Music From Independent Labels to Be Sold via Cellphones
EMusic, the nation’s second-largest online music seller after Apple’s iTunes, plans to announce a deal with AT&T today that will allow people to buy songs from independent labels through their cellphones, without the need to go through a personal computer.
Several services, including those run by Sprint and Verizon, let people buy songs directly over the air. But they focus on songs by mainstream performers like Prince, who has a deal with Verizon. EMusic sells music only from independent labels, a category that these days includes the new album from Paul McCartney as well as obscure punk bands. The arrangement with AT&T Mobile Music will make those songs available just as easily as the more conventional ones.
Nearly all of the 2.7 million tracks eMusic has the rights to sell will be available through the service, which will work on several handsets by Samsung and Nokia.
“We know that we have a lot of customers in the segment that eMusic is trying to reach,” said Mark Collins, vice president of consumer data services for AT&T’s wireless unit.
Record labels have long believed that selling songs in mobile phone-based music stores will encourage impulse purchases. EMusic will encourage consumers to browse, reading about bands and hearing snippets of songs to discover music they might like.
Tracks will cost more than they do over the Internet — $7.49 for five songs, as opposed to $9.99 for 30 at the online site — because of the expense of sending them over a mobile network to a user’s phone. For that price, however, users can also get another copy of the song, which they can download from the Internet as an MP3.
EMusic, which is owned by Dimensional Associates, the private equity arm of JDS Capital, currently has a marketing deal with AT&T to encourage consumers to “sideload” their phones with MP3s from its existing Internet store — meaning that they can plug their phones into their computers to transfer the music. But this will be its first time selling music on a mobile network.
“We think there are customers that are ready for eMusic, but they haven’t heard of it yet,” said David Pakman, the company’s president and chief executive. “We’ve focused on making this easy to use.”
Few of the albums that eMusic carries are likely to sell as briskly as the kind of pop singles the mobile-phone services have concentrated on selling so far. But its strategy has always been to sell comparatively fewer copies of the vast number of releases available on independent labels. For some of those labels, rarely seen in big-box retail stores, eMusic has become an important partner.
“EMusic isn’t pushing top 40 on you when you get to the front page,” said Allison Robertson, guitarist for the Donnas, a rock band with its own label, Purple Feather. “You find stuff that you can’t find on the iTunes top 100.”
This service could make some independent music even easier to find.
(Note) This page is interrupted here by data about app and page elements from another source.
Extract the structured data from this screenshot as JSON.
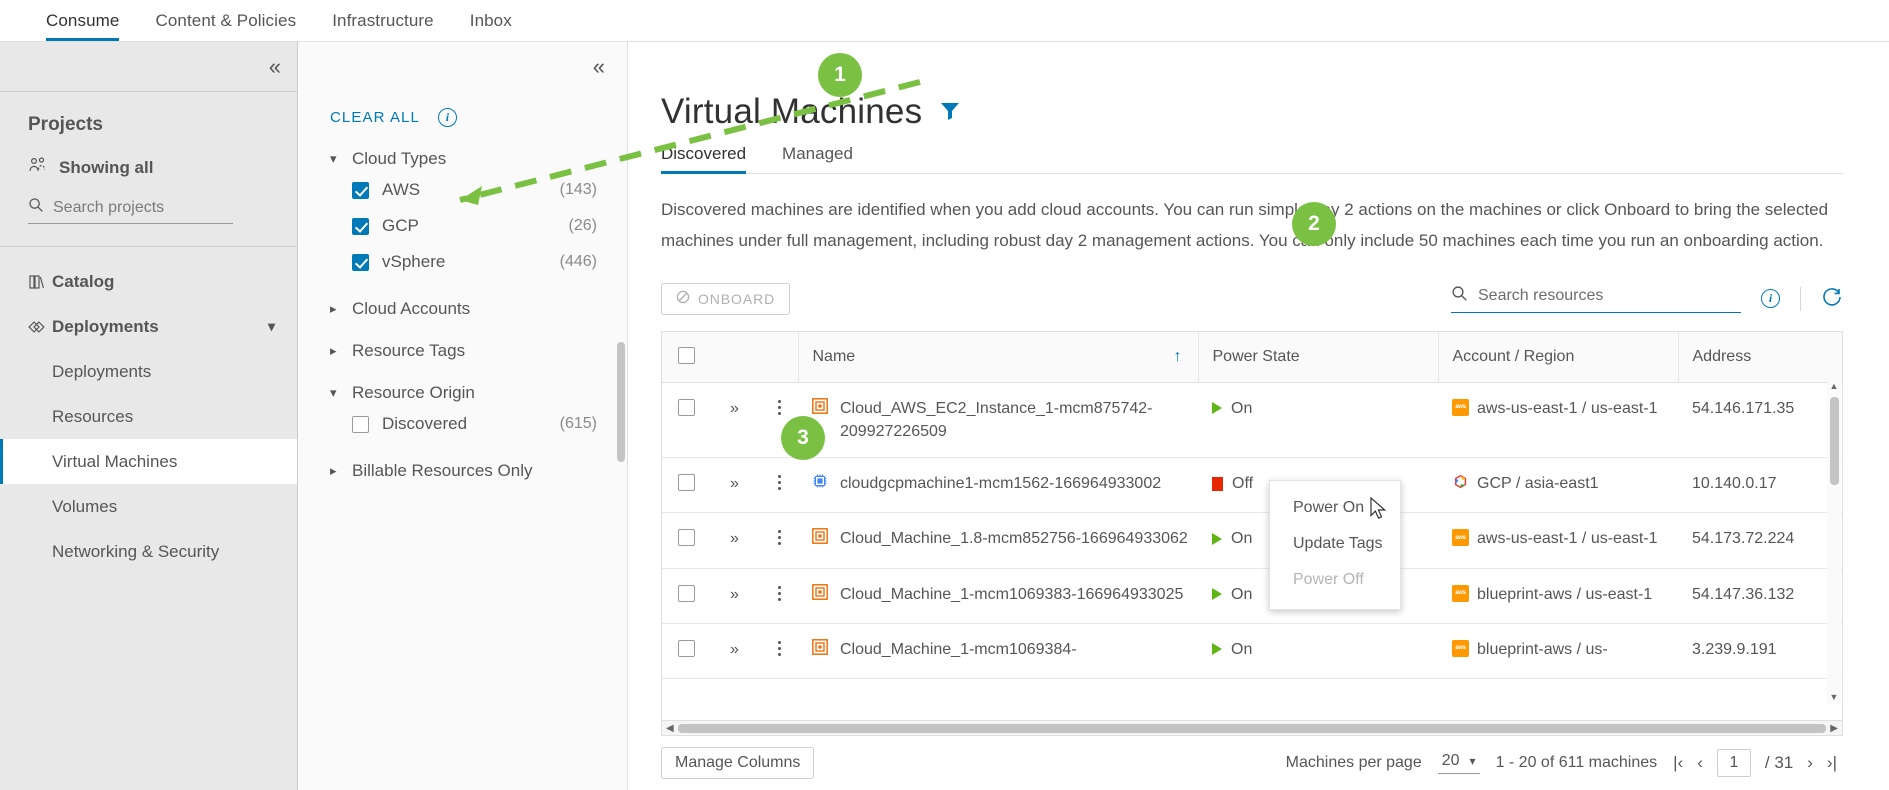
{
  "topnav": {
    "items": [
      {
        "label": "Consume",
        "active": true
      },
      {
        "label": "Content & Policies",
        "active": false
      },
      {
        "label": "Infrastructure",
        "active": false
      },
      {
        "label": "Inbox",
        "active": false
      }
    ]
  },
  "left_panel": {
    "collapse_icon": "chevron-double-left-icon",
    "projects_title": "Projects",
    "showing_all": "Showing all",
    "showing_all_icon": "users-group-icon",
    "search_placeholder": "Search projects",
    "search_value": "",
    "search_icon": "search-icon",
    "nav": [
      {
        "label": "Catalog",
        "icon": "catalog-icon",
        "level": "top",
        "selected": false,
        "expandable": false
      },
      {
        "label": "Deployments",
        "icon": "deployments-icon",
        "level": "top",
        "selected": false,
        "expandable": true,
        "expanded": true
      },
      {
        "label": "Deployments",
        "icon": "",
        "level": "sub",
        "selected": false,
        "expandable": false
      },
      {
        "label": "Resources",
        "icon": "",
        "level": "sub",
        "selected": false,
        "expandable": false
      },
      {
        "label": "Virtual Machines",
        "icon": "",
        "level": "sub",
        "selected": true,
        "expandable": false
      },
      {
        "label": "Volumes",
        "icon": "",
        "level": "sub",
        "selected": false,
        "expandable": false
      },
      {
        "label": "Networking & Security",
        "icon": "",
        "level": "sub",
        "selected": false,
        "expandable": false
      }
    ]
  },
  "filter_panel": {
    "collapse_icon": "chevron-double-left-icon",
    "clear_all": "CLEAR ALL",
    "info_icon": "info-circle-icon",
    "groups": [
      {
        "title": "Cloud Types",
        "expanded": true,
        "options": [
          {
            "label": "AWS",
            "count": "(143)",
            "checked": true
          },
          {
            "label": "GCP",
            "count": "(26)",
            "checked": true
          },
          {
            "label": "vSphere",
            "count": "(446)",
            "checked": true
          }
        ]
      },
      {
        "title": "Cloud Accounts",
        "expanded": false,
        "options": []
      },
      {
        "title": "Resource Tags",
        "expanded": false,
        "options": []
      },
      {
        "title": "Resource Origin",
        "expanded": true,
        "options": [
          {
            "label": "Discovered",
            "count": "(615)",
            "checked": false
          }
        ]
      },
      {
        "title": "Billable Resources Only",
        "expanded": false,
        "options": []
      }
    ]
  },
  "main": {
    "title": "Virtual Machines",
    "filter_icon": "funnel-filter-icon",
    "tabs": [
      {
        "label": "Discovered",
        "active": true
      },
      {
        "label": "Managed",
        "active": false
      }
    ],
    "description": "Discovered machines are identified when you add cloud accounts. You can run simple day 2 actions on the machines or click Onboard to bring the selected machines under full management, including robust day 2 management actions. You can only include 50 machines each time you run an onboarding action.",
    "toolbar": {
      "onboard_label": "ONBOARD",
      "onboard_icon": "ban-circle-icon",
      "onboard_disabled": true,
      "search_placeholder": "Search resources",
      "search_value": "",
      "search_icon": "search-icon",
      "info_icon": "info-circle-icon",
      "refresh_icon": "refresh-icon"
    },
    "table": {
      "columns": [
        "Name",
        "Power State",
        "Account / Region",
        "Address"
      ],
      "sort_column": "Name",
      "sort_direction": "asc",
      "sort_icon": "arrow-up-icon",
      "rows": [
        {
          "name": "Cloud_AWS_EC2_Instance_1-mcm875742-209927226509",
          "icon": "aws-ec2-instance-icon",
          "power_state": "On",
          "power_icon": "play-triangle-icon",
          "account": "aws-us-east-1 / us-east-1",
          "account_icon": "aws-icon",
          "address": "54.146.171.35",
          "checked": false
        },
        {
          "name": "cloudgcpmachine1-mcm1562-166964933002",
          "icon": "gcp-machine-icon",
          "power_state": "Off",
          "power_icon": "stop-square-icon",
          "account": "GCP / asia-east1",
          "account_icon": "gcp-icon",
          "address": "10.140.0.17",
          "checked": false
        },
        {
          "name": "Cloud_Machine_1.8-mcm852756-166964933062",
          "icon": "aws-ec2-instance-icon",
          "power_state": "On",
          "power_icon": "play-triangle-icon",
          "account": "aws-us-east-1 / us-east-1",
          "account_icon": "aws-icon",
          "address": "54.173.72.224",
          "checked": false
        },
        {
          "name": "Cloud_Machine_1-mcm1069383-166964933025",
          "icon": "aws-ec2-instance-icon",
          "power_state": "On",
          "power_icon": "play-triangle-icon",
          "account": "blueprint-aws / us-east-1",
          "account_icon": "aws-icon",
          "address": "54.147.36.132",
          "checked": false
        },
        {
          "name": "Cloud_Machine_1-mcm1069384-",
          "icon": "aws-ec2-instance-icon",
          "power_state": "On",
          "power_icon": "play-triangle-icon",
          "account": "blueprint-aws / us-",
          "account_icon": "aws-icon",
          "address": "3.239.9.191",
          "checked": false
        }
      ]
    },
    "context_menu": {
      "items": [
        {
          "label": "Power On",
          "disabled": false
        },
        {
          "label": "Update Tags",
          "disabled": false
        },
        {
          "label": "Power Off",
          "disabled": true
        }
      ]
    },
    "footer": {
      "manage_columns": "Manage Columns",
      "per_page_label": "Machines per page",
      "per_page_value": "20",
      "range_text": "1 - 20 of 611 machines",
      "page_value": "1",
      "page_total": "/ 31",
      "first_icon": "first-page-icon",
      "prev_icon": "prev-page-icon",
      "next_icon": "next-page-icon",
      "last_icon": "last-page-icon"
    }
  },
  "annotations": {
    "badge1": "1",
    "badge2": "2",
    "badge3": "3",
    "accent_green": "#7ac143",
    "accent_blue": "#0079b8",
    "on_green": "#60b515",
    "off_red": "#e62700",
    "aws_orange": "#ff9900"
  }
}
“For eight bucks a month, you can get exposed to music you can’t hear elsewhere, so you might be more likely to experiment,” said Mike McGuire, a vice president of research at Gartner Inc. “It could be an interesting way to discover music.”
AT&T is also the service provider for Apple’s iPhone, but eMusic’s over-the-air service will not work on that device. Although the iPhone is fully compatible with Apple’s iTunes program, it does not allow users to buy songs without signing on to a computer.